Items from an interface collection
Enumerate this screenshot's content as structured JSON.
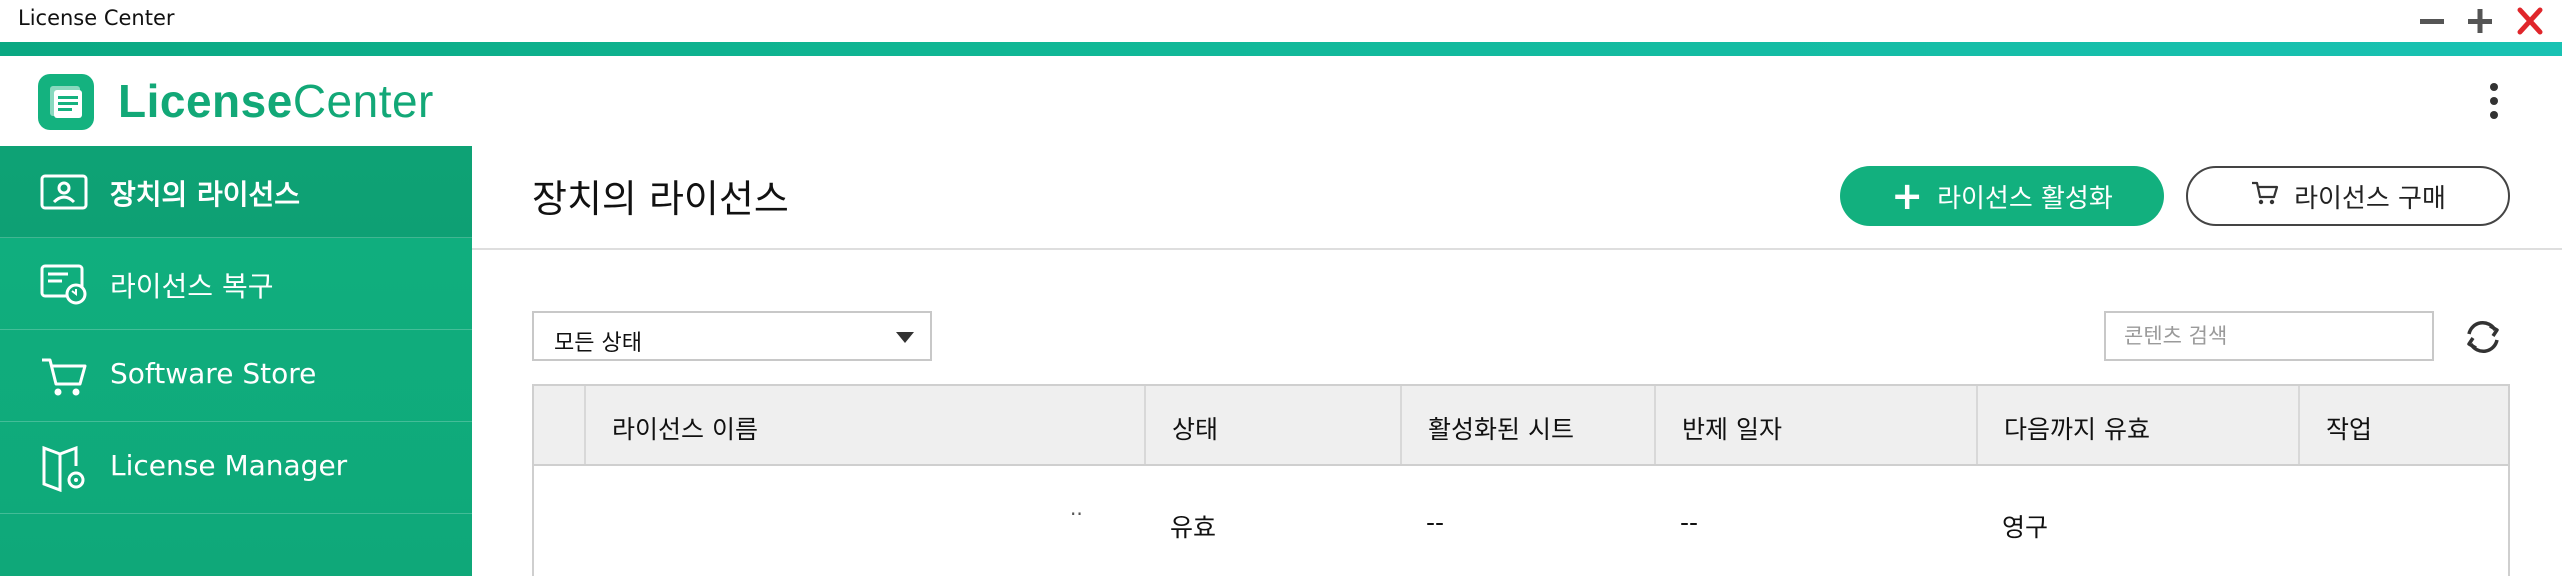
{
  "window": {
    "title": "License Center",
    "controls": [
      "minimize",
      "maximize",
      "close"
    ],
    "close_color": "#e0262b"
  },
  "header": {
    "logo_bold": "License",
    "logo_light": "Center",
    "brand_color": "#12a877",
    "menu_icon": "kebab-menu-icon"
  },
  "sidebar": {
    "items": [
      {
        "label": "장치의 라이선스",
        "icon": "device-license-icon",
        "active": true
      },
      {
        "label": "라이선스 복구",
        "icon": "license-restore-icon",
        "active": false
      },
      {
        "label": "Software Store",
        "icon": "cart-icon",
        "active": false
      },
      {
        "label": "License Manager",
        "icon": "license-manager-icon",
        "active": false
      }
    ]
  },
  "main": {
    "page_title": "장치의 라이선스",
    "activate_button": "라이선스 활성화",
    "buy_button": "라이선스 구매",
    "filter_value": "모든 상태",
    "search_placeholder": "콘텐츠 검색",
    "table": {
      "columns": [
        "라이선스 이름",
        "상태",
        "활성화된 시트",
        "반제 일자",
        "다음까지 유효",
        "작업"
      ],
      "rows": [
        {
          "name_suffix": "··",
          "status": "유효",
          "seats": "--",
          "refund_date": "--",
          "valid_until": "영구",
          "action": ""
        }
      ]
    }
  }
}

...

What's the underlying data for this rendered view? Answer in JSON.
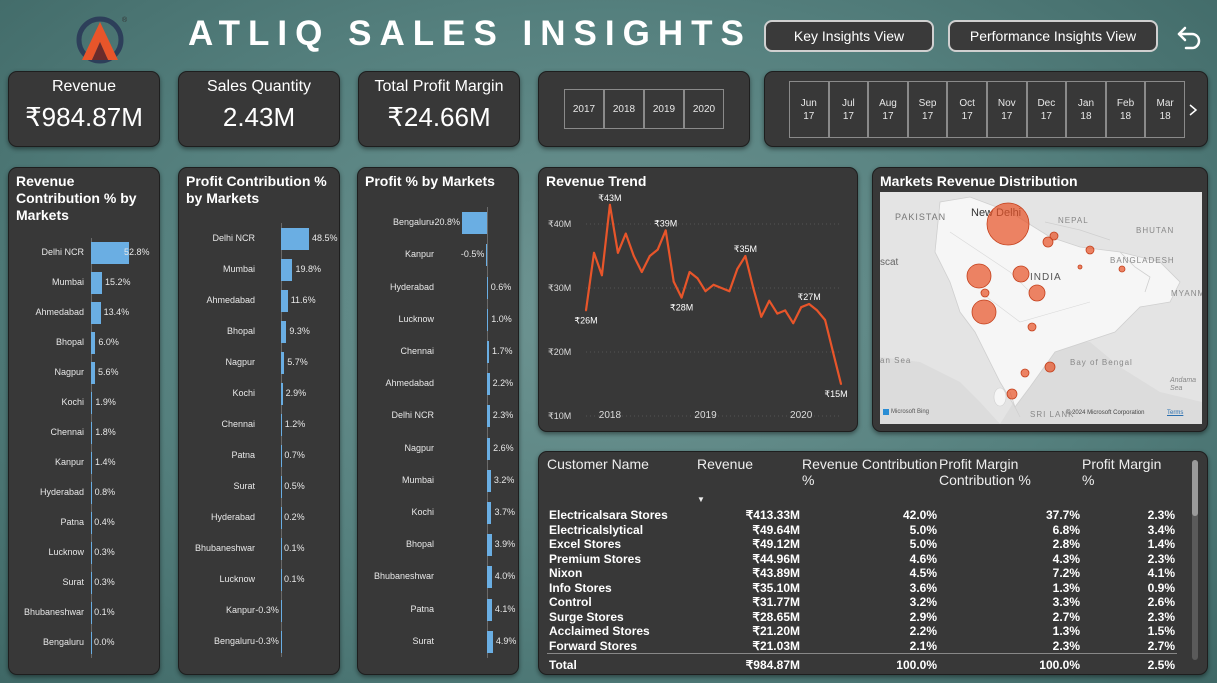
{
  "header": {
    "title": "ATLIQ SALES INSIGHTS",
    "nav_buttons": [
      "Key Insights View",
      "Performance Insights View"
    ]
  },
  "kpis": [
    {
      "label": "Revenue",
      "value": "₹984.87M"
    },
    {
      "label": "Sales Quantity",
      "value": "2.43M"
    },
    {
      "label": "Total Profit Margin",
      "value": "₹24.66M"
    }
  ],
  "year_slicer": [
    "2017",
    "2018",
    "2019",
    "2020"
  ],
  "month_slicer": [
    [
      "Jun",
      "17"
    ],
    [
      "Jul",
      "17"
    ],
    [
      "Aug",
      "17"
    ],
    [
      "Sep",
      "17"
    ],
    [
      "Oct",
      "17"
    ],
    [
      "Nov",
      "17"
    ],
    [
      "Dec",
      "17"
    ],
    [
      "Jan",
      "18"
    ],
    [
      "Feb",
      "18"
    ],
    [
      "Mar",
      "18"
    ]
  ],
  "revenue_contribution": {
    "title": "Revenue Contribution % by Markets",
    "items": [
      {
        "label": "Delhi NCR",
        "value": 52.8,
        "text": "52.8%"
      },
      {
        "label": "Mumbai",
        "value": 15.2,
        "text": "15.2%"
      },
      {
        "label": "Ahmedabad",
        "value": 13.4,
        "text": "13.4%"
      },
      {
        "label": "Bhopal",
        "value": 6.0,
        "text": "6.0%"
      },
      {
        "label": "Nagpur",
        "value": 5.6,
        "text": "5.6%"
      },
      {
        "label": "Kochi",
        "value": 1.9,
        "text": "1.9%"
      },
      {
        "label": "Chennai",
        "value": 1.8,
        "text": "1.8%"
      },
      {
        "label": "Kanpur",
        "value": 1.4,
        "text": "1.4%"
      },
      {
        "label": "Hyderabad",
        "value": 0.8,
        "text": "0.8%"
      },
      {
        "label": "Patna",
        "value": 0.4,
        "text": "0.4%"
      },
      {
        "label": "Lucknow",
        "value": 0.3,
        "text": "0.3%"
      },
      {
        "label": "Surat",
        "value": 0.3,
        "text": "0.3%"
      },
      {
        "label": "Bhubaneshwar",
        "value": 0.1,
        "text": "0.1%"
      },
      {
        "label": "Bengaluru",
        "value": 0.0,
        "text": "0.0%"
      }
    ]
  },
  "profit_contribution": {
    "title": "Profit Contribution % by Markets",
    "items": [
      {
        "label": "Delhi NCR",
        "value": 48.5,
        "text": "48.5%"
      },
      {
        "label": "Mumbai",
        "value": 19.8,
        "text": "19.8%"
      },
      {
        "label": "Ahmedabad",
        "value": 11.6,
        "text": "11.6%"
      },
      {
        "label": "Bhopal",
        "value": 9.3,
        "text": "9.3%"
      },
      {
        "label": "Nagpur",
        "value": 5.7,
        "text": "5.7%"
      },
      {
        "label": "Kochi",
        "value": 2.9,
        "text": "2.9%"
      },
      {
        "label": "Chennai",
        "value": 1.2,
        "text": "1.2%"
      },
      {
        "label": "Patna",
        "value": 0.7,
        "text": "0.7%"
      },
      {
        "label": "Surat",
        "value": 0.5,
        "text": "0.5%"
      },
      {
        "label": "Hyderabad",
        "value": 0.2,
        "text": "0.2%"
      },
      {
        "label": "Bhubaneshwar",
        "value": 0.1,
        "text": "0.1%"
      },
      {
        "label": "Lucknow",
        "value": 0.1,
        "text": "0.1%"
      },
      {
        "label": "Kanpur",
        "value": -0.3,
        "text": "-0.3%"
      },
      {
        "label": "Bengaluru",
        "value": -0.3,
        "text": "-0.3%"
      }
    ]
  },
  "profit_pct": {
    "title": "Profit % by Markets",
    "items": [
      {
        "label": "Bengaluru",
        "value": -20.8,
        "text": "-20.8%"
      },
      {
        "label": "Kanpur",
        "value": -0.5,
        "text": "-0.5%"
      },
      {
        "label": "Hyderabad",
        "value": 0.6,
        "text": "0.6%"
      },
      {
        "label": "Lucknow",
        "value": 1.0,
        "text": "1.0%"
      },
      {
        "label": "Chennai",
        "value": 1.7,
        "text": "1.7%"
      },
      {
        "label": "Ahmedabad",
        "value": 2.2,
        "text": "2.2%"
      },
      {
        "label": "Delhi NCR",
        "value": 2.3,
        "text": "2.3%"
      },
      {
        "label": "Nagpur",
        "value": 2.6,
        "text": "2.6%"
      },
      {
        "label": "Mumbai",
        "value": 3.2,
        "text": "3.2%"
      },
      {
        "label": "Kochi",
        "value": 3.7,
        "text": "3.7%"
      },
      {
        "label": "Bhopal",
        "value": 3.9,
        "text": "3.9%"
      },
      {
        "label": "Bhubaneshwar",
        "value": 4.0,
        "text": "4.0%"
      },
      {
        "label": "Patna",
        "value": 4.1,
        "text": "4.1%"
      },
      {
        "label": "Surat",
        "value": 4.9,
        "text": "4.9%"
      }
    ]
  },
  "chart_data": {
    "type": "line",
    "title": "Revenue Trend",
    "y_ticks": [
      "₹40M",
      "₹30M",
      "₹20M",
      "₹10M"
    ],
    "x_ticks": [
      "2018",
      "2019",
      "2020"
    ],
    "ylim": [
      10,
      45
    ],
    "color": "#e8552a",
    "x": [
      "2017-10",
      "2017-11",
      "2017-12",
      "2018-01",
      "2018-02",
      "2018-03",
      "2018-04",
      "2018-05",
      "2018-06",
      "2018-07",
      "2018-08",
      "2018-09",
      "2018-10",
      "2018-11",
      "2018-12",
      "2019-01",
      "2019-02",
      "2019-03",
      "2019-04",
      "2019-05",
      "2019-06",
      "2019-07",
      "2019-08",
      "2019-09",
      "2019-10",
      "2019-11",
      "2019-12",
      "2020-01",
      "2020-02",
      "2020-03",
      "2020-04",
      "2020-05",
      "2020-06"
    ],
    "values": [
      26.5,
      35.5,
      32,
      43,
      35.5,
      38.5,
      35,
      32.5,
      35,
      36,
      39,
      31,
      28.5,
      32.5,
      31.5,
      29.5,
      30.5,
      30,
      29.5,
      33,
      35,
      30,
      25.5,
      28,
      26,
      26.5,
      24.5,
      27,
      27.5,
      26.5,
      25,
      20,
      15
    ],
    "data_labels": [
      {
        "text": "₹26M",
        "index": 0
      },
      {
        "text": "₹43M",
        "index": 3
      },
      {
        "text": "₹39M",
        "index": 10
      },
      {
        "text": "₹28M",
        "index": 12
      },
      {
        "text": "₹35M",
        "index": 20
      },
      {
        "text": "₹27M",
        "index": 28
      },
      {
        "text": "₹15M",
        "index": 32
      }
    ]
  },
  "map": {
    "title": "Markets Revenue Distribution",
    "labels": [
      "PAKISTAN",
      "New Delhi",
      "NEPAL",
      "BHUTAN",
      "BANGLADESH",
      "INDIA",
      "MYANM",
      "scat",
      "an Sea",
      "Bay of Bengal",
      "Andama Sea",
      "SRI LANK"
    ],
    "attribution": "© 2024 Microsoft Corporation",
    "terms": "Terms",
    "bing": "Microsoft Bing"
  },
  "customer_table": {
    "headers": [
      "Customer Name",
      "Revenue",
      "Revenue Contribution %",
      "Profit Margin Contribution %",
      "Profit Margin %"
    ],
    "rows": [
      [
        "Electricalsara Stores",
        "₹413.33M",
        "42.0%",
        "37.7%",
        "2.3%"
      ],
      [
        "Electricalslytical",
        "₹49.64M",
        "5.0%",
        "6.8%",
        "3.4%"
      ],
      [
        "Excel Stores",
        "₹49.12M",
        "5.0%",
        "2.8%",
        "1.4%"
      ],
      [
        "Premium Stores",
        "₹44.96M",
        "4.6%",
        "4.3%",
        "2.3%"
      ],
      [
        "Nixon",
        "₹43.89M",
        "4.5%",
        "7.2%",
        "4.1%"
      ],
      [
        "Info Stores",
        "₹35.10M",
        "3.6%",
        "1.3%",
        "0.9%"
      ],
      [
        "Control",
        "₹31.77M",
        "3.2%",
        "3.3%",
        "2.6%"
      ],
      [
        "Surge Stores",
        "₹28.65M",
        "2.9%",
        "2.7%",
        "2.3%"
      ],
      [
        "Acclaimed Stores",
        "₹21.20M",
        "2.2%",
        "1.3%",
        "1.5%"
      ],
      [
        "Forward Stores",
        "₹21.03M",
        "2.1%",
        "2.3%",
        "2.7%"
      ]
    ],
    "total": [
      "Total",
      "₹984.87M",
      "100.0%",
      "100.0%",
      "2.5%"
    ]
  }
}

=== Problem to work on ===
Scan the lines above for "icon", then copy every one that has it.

=== Solution to this problem ===
    "menu_icon": "kebab-menu-icon"
        "icon": "device-license-icon",
        "icon": "license-restore-icon",
        "icon": "cart-icon",
        "icon": "license-manager-icon",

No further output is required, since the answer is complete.